Phelps, Schmitt plead Congress to crack down on doping ahead of Olympics

schmittallison phelpsmichael 062524jg01 w

Star Olympian swimmers Michael Phelps and Allison Schmitt took to Capitol Hill to urge lawmakers to crack down on doping ahead of the Olympics.

Alongside Travis Tygart, the CEO of the U.S. Anti-Doping Agency, the Olympians made the case for why and how the government could sanction the World Anti-Doping Agency (WADA) for its alleged failure to enforce anti-doping rules. 

Following reports, WADA confirmed in April that 23 swimmers on the Chinese team tested positive for trimetazidine (TMZ), a performance-enhancing drug, but accepted the China Anti-Doping Agency’s (CHINADA) conclusion that the athletes were exposed due to contamination.
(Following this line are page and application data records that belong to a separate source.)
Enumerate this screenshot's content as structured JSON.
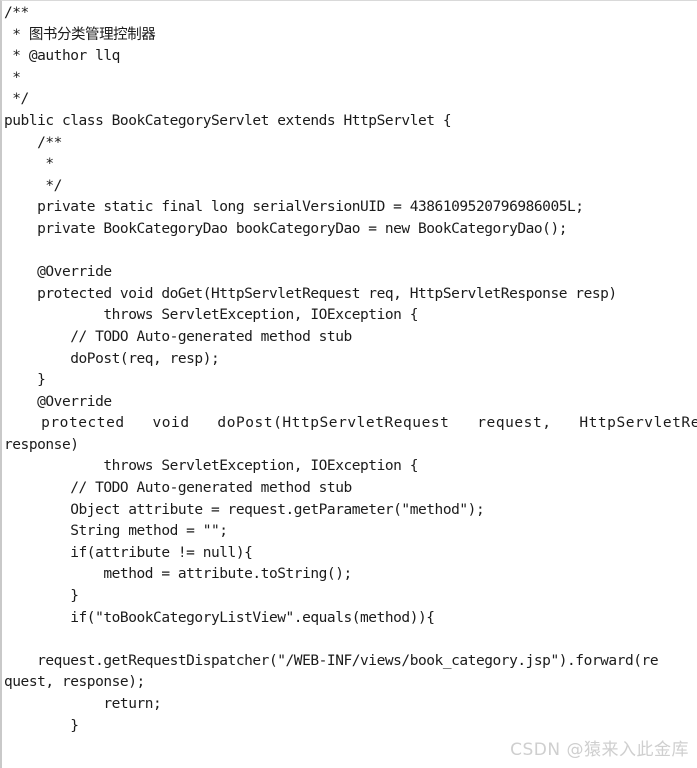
{
  "window": {
    "kind": "code-snippet-screenshot",
    "background_color": "#ffffff",
    "text_color": "#1b1b1b",
    "border_color": "#c9c9c9"
  },
  "code": {
    "language": "java",
    "class_name": "BookCategoryServlet",
    "lines": [
      {
        "text": "/**",
        "wide": false
      },
      {
        "text": " * 图书分类管理控制器",
        "wide": false
      },
      {
        "text": " * @author llq",
        "wide": false
      },
      {
        "text": " *",
        "wide": false
      },
      {
        "text": " */",
        "wide": false
      },
      {
        "text": "public class BookCategoryServlet extends HttpServlet {",
        "wide": false
      },
      {
        "text": "    /**",
        "wide": false
      },
      {
        "text": "     *",
        "wide": false
      },
      {
        "text": "     */",
        "wide": false
      },
      {
        "text": "    private static final long serialVersionUID = 4386109520796986005L;",
        "wide": false
      },
      {
        "text": "    private BookCategoryDao bookCategoryDao = new BookCategoryDao();",
        "wide": false
      },
      {
        "text": "",
        "wide": false
      },
      {
        "text": "    @Override",
        "wide": false
      },
      {
        "text": "    protected void doGet(HttpServletRequest req, HttpServletResponse resp)",
        "wide": false
      },
      {
        "text": "            throws ServletException, IOException {",
        "wide": false
      },
      {
        "text": "        // TODO Auto-generated method stub",
        "wide": false
      },
      {
        "text": "        doPost(req, resp);",
        "wide": false
      },
      {
        "text": "    }",
        "wide": false
      },
      {
        "text": "    @Override",
        "wide": false
      },
      {
        "text": "    protected   void   doPost(HttpServletRequest   request,   HttpServletResponse",
        "wide": true
      },
      {
        "text": "response)",
        "wide": false
      },
      {
        "text": "            throws ServletException, IOException {",
        "wide": false
      },
      {
        "text": "        // TODO Auto-generated method stub",
        "wide": false
      },
      {
        "text": "        Object attribute = request.getParameter(\"method\");",
        "wide": false
      },
      {
        "text": "        String method = \"\";",
        "wide": false
      },
      {
        "text": "        if(attribute != null){",
        "wide": false
      },
      {
        "text": "            method = attribute.toString();",
        "wide": false
      },
      {
        "text": "        }",
        "wide": false
      },
      {
        "text": "        if(\"toBookCategoryListView\".equals(method)){",
        "wide": false
      },
      {
        "text": "",
        "wide": false
      },
      {
        "text": "    request.getRequestDispatcher(\"/WEB-INF/views/book_category.jsp\").forward(re",
        "wide": false
      },
      {
        "text": "quest, response);",
        "wide": false
      },
      {
        "text": "            return;",
        "wide": false
      },
      {
        "text": "        }",
        "wide": false
      }
    ]
  },
  "watermark": {
    "text": "CSDN @猿来入此金库",
    "color": "#cfcfcf"
  }
}
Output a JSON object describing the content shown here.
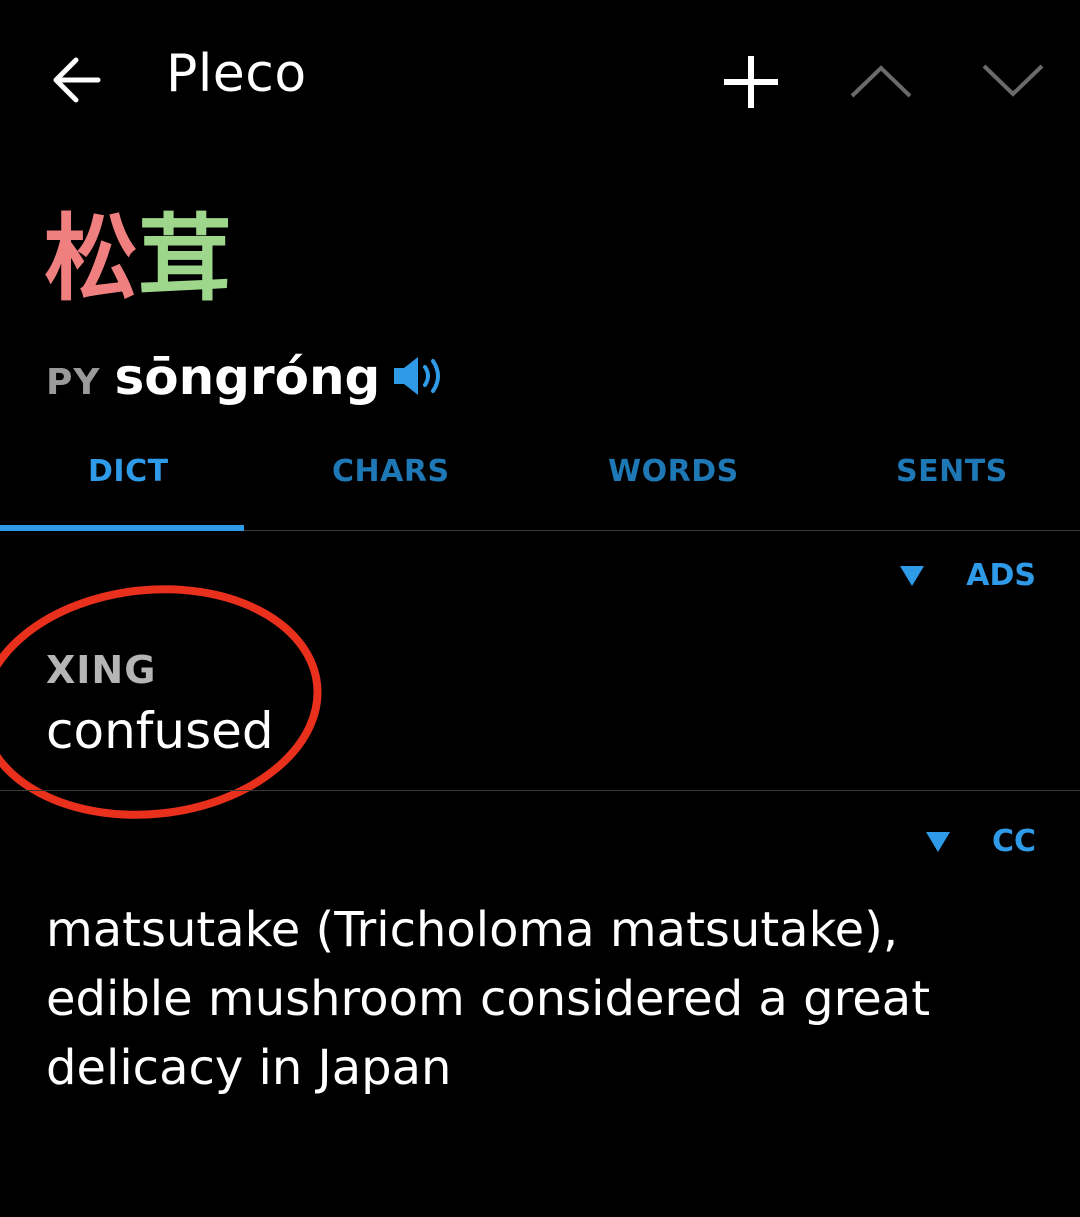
{
  "toolbar": {
    "title": "Pleco",
    "back_icon": "arrow-left-icon",
    "add_icon": "plus-icon",
    "prev_icon": "chevron-up-icon",
    "next_icon": "chevron-down-icon"
  },
  "entry": {
    "headword_chars": [
      {
        "char": "松",
        "color": "#f08080"
      },
      {
        "char": "茸",
        "color": "#9ed78b"
      }
    ],
    "pinyin_tag": "PY",
    "pinyin": "sōngróng",
    "audio_icon": "speaker-icon"
  },
  "tabs": [
    {
      "label": "DICT",
      "active": true
    },
    {
      "label": "CHARS",
      "active": false
    },
    {
      "label": "WORDS",
      "active": false
    },
    {
      "label": "SENTS",
      "active": false
    }
  ],
  "sections": {
    "ads": {
      "source_label": "ADS",
      "field_label": "XING",
      "field_value": "confused"
    },
    "cc": {
      "source_label": "CC",
      "definition": "matsutake (Tricholoma matsutake), edible mushroom considered a great delicacy in Japan"
    }
  },
  "colors": {
    "accent": "#2e9ae8",
    "tab_inactive": "#1f78b6",
    "annotation": "#e8301c",
    "background": "#000000"
  }
}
Eleven of the athletes involved in the scandal have been named to the Paris team, according to NBC.

“While competing at the highest levels, I witnessed firsthand the pervasive uncertainty and suspicion surrounding doping, which significantly affected my confidence and that of my fellow athletes,” Phelps told the legislators on the House Energy and Commerce Subcommittee on Oversight and Investigations.

Phelps was joined by his wife and youngest, newborn child in the audience. Both Phelps and Schmitt expressed fears that allowing doping to go unpunished would “crush” the next generation’s athletic aspirations.

“I think if we allow this to slide even farther, the Olympic games won’t even be there,” Phelps later added. 

Lawmakers across the aisle united behind the goal of seeking accountability from WADA.

“If we allow our confidence in fair play to erode, we will undermine our confidence in the sport,” Rep. Morgan Griffith (R-Va.), chair of the subcommittee, said.

Ranking member Rep. Kathy Castor (D-Fla.) concisely concluded, ““Americans do not like cheaters.”

This hearing was not the first time WADA’s practices have been litigated by Congress. In 2017, Phelps and Tygart similarly testified to the committee over the era’s Russian state-sponsored doping scandal. According to Tygart’s testimony, the agency received a 60 percent bump in its budget to help fund its investigations unit, including $3.7 million in U.S. contributions.

While several lawmakers highlighted the United States’s contribution to WADA’s coffers as a tool to reign in the agency, some also pointed that Chinese funding could have tipped the scale in their favor.

“Did payment from the PRC influence their decision making,” Castor speculated in a series of rhetorical questions.

Tygert clarified to The Hill that while the US is the single largest governmental contributor to WADA, China paid above its required contribution in the year before it 

“What do they expect and then paying more that they don’t have to pay that there is no obligation to pay?” he said.

Tygert made specific requests to Congress: to subpoena the Chinese dossier, demand an independent expert committee to review positive tests that are not deemed a rule violation and conduct a complete audit of WADA. 

In early June, the House appropriations included a cut of approximately $1.5 million from WADA

“I think that was a very powerful signal that we’re not playing around here anymore,” Tygert concluded. “We need to get WADA in order to ensure fairness across the globe.”

WADA president Witold Bańka declined an invitation to testify before the committee alongside Phelps, Schmitt, and Tygert.

“It is not appropriate for anti-doping to be politicized in this way. All it does is weaken confidence in the system, which ultimately does not benefit athletes from the U.S. or anywhere else,” Bańka wrote in a public statement from the agency.

Source link

About The Author

Scroll to Top